“We’re nowhere near our target goal in phase one, almost exclusively because we haven’t received the vaccine to deliver,” Livingstone said.

“That will continue to be a challenge without knowing what vaccine is coming past quarter 1 of this year. For us, the big challenge is how you give people vaccines when there is none to give.”

Livingstone said the sporadic supply of shots to date is the reason why parts of the province have been more heavily vaccinated while some areas have yet to receive any first doses.

“If we had an unlimited supply of vaccines we would be rolling this out evenly across the province,” Merriman said.

“We don’t so we’ve been targeting some areas that have some challenges. This has been a challenge and will continue to be something we will continue to work on to make sure it’s as fair and equitable as possible across the province.”

When it’s time to roll out the doses, the province will contact people directly as much as they can, but also use local media and social media to inform residents of their turn to get vaccinated. In March, the province will roll out an online and phone-based scheduling clinic for vaccination appointments.

Once people get vaccinated, they will be provided with a wallet card of their vaccination record, which will also be available through eHealth Saskatchewan and the MySaskHealth record.

The province will be using the lessons it’s learned so far from this pandemic to help the vaccination process run as smoothly as possible.

Just like with contact tracing teams, where only limited positions are served by health care workers, vaccination clinics will use staff without medical backgrounds to take care of administrative and other non-injection related tasks.

“We have the … opportunity with immunization so people that can put needles in arms are putting needles in arms, they’re not directing traffic,” Livingstone said.

He added that the province will also look at professions such as public health staff, relief workers, ems, pharmacists, medical students, retired health care professionals, First nations health staff and “nontraditional immunizers” to administer the vaccines.

They’ll also rely on business and community partners to help administer the clinics.

“We’ve had a number of organizations reach out to say we’re willing to help,” Livingstone said.

He added that the testing process has taught SHA that not everyone likes to make appointments, which is why having drive-thru and other no-appointment clinics is important.

Merriman defends decisions to not prioritize front-line workers in phase 2, ramp up talk about vaccines now

During Tuesday’s announcement, Merriman also fielded questions about the timing of the vaccination plan announcement and the decision to leave certain groups off of the priority list.

Several frontline groups have been advocating for priority vaccine access when mass vaccinations begin.

“This is the fastest way to get vaccines,” Merriman said.

“I’ve heard from all groups lobbying to get included in the sequence. They’re all valid points. What we’re looking at is getting a large number of vaccines in a short period of time. The best way to do that .. is to look at age categories.”

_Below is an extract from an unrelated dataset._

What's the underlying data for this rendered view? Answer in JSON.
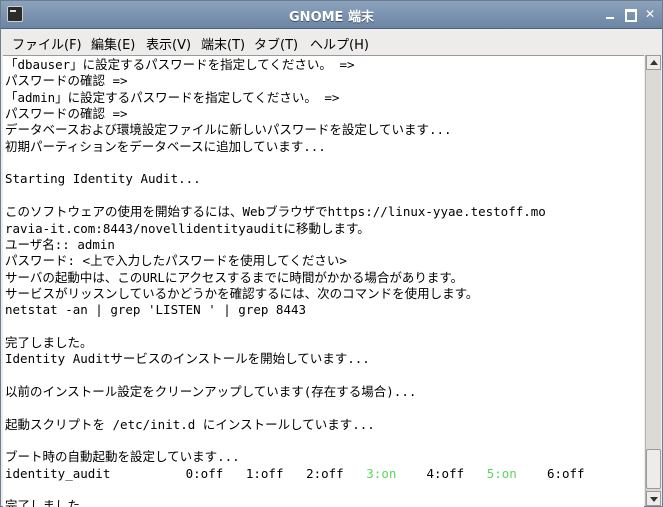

As for timing, Livingstone said the province would be ready whenever vaccine supply ramps up. With the federal liberals vowing enough vaccines for everyone who wants one by September, he’s anticipating that supply will be in place before the fall.   With so many questions unanswered, the province says now is the time to start informing people about what to expect when it comes time to get vaccinated. They said information will continue through as many channels as possible, including dispelling myths about the vaccine, in an effort to get as many residents vaccinated as possible.

“This is how we will protect ourselves and those around us,” Merriman said. “This is how we will get through this pandemic and back to a normal life. We’re very confident in this plan. I’m extremely encouraged … that people are so interested in the vaccination process. I’m glad that is happening and I want that to continue to happen. We want to keep them as informed as possible and we want to give them the realistic idea of when they can be getting vaccinated.”